At the Robert Brown School of Construction and Design, education is paying dividends for city students.
On Tuesday, the “Get Ready for Life” program graduated eight student-workers upon completion of an eight week intensive construction co-op program. Now in its fourth year, GRFL operates as a partnership between Unions and Businesses United in Construction (UNICON) and the Rochester City School District. In addition, GRFL received a $35,000 grant from the County of Monroe Industrial Development Agency.
The essential thrust of GRFL is to deliver the missing requisites to students within the city district necessary for success in the world of construction and work, as well as to effectively create a pipeline of qualified, motivated individuals to fill the projected vacancies in the growing construction industry.
Union trained and certified tradesman work alongside the students—providing instruction and mentorship—in this fast-paced and rigorous program. Together they build houses later reassembled and sold at market value throughout the city. So far students have been prepared to hit the ground running as they exit high school and pursue their dreams.

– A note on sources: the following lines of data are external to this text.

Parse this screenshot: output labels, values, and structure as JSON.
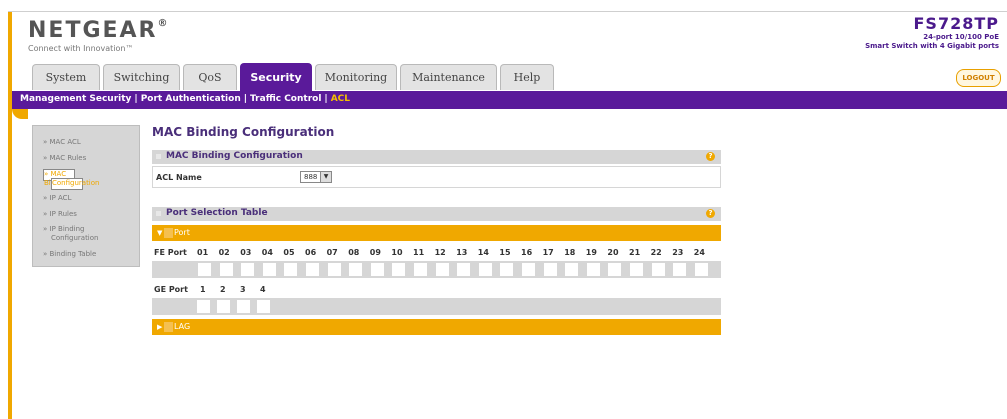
{
  "header": {
    "brand": "NETGEAR",
    "brand_mark": "®",
    "tagline": "Connect with Innovation™",
    "model": "FS728TP",
    "model_desc_1": "24-port 10/100 PoE",
    "model_desc_2": "Smart Switch with 4 Gigabit ports",
    "logout": "LOGOUT"
  },
  "tabs": [
    "System",
    "Switching",
    "QoS",
    "Security",
    "Monitoring",
    "Maintenance",
    "Help"
  ],
  "active_tab": "Security",
  "subnav": [
    "Management Security",
    "Port Authentication",
    "Traffic Control",
    "ACL"
  ],
  "sidebar": [
    "» MAC ACL",
    "» MAC Rules",
    "» MAC Binding",
    "Configuration",
    "» IP ACL",
    "» IP Rules",
    "» IP Binding",
    "Configuration",
    "» Binding Table"
  ],
  "page_title": "MAC Binding Configuration",
  "mac_section": {
    "title": "MAC Binding Configuration",
    "acl_label": "ACL Name",
    "acl_value": "888"
  },
  "port_section": {
    "title": "Port Selection Table",
    "port_bar": "Port",
    "fe_label": "FE Port",
    "fe_ports": [
      "01",
      "02",
      "03",
      "04",
      "05",
      "06",
      "07",
      "08",
      "09",
      "10",
      "11",
      "12",
      "13",
      "14",
      "15",
      "16",
      "17",
      "18",
      "19",
      "20",
      "21",
      "22",
      "23",
      "24"
    ],
    "ge_label": "GE Port",
    "ge_ports": [
      "1",
      "2",
      "3",
      "4"
    ],
    "lag_bar": "LAG"
  },
  "help_glyph": "?",
  "colors": {
    "purple": "#5a1a9a",
    "orange": "#f0a800",
    "gray": "#d6d6d6"
  }
}
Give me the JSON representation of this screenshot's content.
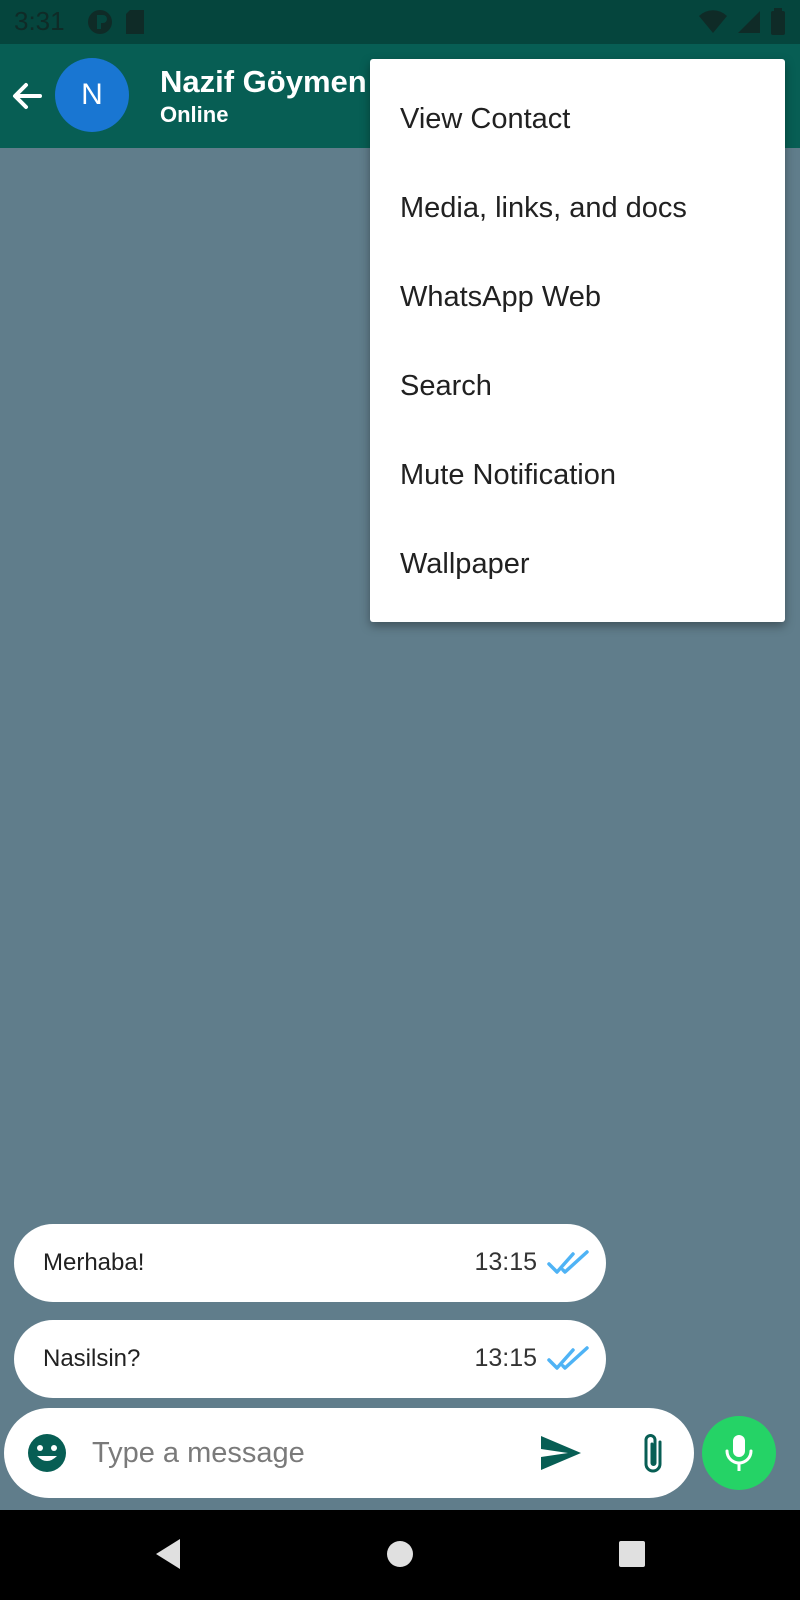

Last year, program graduates entered a variety of tracks. One student immediately applied to the Carpenter’s local. He passed the entry test, scored well on the interview, and as soon as he turned 18 entered their apprenticeship. He now works for Manning Squires Hennig Co., Inc. Another found a job with Tambe Electric, a local industry partner. Two students entered post-secondary education, one to SUNY Brockport and another to MCC. Another graduate works with O’Connell Electric during the day and studies Electrical Engineering at MCC in the evening. One graduating student began an internship with Habitat for Humanity. And, this year two GRFL students have been nominated for a new annual $5,000 scholarship UNICON is generously awarding to qualified consruction students to attend MCC or Alfred State.
Not just students find GRFL rewarding. As RBHS teacher Jeremy Boehlke says, “By removing students from the four walls of a classroom, placing them in a real-world work environment, where the knowledge and skills they have learned now apply to their developing experience—student growth is inevitable. Seeing students be stretched, challenged, and respond with more energy and focus to succeed is where my job becomes a dream job.” To Boehlke, building the house has become a labor of love.
GRFL is also responding to a pressing community issue: the underrepresentation of minorities in the construction industry. According to UNICON’s Executive Director, Kenneth Warren, “through the efforts of the Facilities Modernization Board, the Mayor’s Office and RCSD, it became clear that the need for people of color to work in the trades was going to be mandated,” for example in the Midtown project. As Rochester progresses on this front, GRFL is answering the call.
The bottom line is GRFL is working. It is economic development for neighborhoods at its most basic – jobs and career for city residents.